Work required: Using the data below, copy out all lines with the word "photo".

Data for analysis:
◇ ◇ ◇ ◇ ◇
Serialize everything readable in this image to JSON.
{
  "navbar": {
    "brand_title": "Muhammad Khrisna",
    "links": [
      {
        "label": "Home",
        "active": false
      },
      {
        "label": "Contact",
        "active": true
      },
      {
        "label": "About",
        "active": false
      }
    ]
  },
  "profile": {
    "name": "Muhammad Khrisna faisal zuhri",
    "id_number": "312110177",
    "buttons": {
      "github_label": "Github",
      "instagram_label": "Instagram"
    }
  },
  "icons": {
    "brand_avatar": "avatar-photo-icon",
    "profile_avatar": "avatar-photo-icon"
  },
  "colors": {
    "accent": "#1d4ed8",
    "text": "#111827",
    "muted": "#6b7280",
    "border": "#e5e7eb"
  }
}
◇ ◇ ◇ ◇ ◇
Your response:
    "brand_avatar": "avatar-photo-icon",
    "profile_avatar": "avatar-photo-icon"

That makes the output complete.